### Goal of the exercise
Work through the entries below and show every line in which "وسلطه" is found.

*** Material to process ***

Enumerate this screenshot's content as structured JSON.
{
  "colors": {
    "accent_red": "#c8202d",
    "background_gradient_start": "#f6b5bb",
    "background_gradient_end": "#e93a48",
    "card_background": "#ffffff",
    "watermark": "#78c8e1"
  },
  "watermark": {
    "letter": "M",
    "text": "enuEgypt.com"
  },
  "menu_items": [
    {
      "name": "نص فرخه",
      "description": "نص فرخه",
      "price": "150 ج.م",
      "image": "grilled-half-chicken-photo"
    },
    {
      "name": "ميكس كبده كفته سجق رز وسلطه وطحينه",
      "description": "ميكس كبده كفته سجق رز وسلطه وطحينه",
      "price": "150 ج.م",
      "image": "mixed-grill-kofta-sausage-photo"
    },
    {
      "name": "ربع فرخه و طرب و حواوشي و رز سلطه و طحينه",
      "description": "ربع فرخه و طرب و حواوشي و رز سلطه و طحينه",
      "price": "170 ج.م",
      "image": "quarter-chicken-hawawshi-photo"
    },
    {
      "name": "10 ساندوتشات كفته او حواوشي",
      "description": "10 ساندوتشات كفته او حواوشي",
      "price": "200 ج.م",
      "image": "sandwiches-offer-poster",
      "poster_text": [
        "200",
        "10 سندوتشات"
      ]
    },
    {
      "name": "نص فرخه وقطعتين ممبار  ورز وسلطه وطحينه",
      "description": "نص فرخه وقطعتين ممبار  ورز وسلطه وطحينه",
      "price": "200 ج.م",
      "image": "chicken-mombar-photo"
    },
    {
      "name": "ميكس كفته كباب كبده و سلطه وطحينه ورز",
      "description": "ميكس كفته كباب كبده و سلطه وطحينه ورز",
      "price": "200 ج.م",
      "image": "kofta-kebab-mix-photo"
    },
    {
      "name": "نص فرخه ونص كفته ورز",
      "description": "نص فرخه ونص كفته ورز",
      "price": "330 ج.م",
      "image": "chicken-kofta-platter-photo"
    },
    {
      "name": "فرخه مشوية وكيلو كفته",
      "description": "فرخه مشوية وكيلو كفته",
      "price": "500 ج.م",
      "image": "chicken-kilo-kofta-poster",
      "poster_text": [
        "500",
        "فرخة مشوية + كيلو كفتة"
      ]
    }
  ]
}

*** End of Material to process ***

### Result of this exercise
      "name": "ميكس كبده كفته سجق رز وسلطه وطحينه",
      "description": "ميكس كبده كفته سجق رز وسلطه وطحينه",
      "name": "نص فرخه وقطعتين ممبار  ورز وسلطه وطحينه",
      "description": "نص فرخه وقطعتين ممبار  ورز وسلطه وطحينه",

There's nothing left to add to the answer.